>>>
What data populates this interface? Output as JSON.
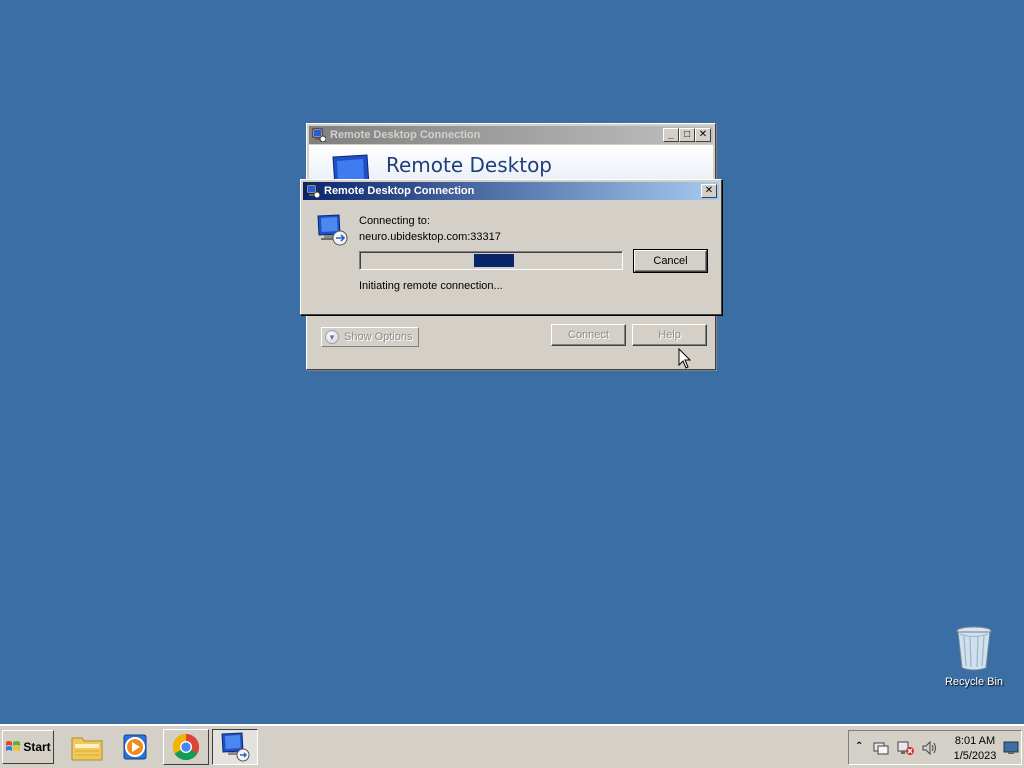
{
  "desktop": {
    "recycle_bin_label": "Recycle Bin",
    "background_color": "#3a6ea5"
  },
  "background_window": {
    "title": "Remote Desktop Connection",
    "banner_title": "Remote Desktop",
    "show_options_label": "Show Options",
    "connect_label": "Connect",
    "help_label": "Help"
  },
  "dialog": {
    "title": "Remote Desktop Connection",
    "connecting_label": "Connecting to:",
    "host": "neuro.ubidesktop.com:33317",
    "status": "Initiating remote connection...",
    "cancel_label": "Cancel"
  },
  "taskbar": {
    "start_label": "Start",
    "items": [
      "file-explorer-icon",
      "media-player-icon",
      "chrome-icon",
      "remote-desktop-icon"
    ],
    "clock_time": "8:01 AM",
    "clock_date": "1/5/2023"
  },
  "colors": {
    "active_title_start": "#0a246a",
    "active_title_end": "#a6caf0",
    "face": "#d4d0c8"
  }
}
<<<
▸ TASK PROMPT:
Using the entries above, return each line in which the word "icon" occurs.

▸ OUTPUT OF THE TASK:
      "file-explorer-icon",
      "media-player-icon",
      "chrome-icon",
      "remote-desktop-icon"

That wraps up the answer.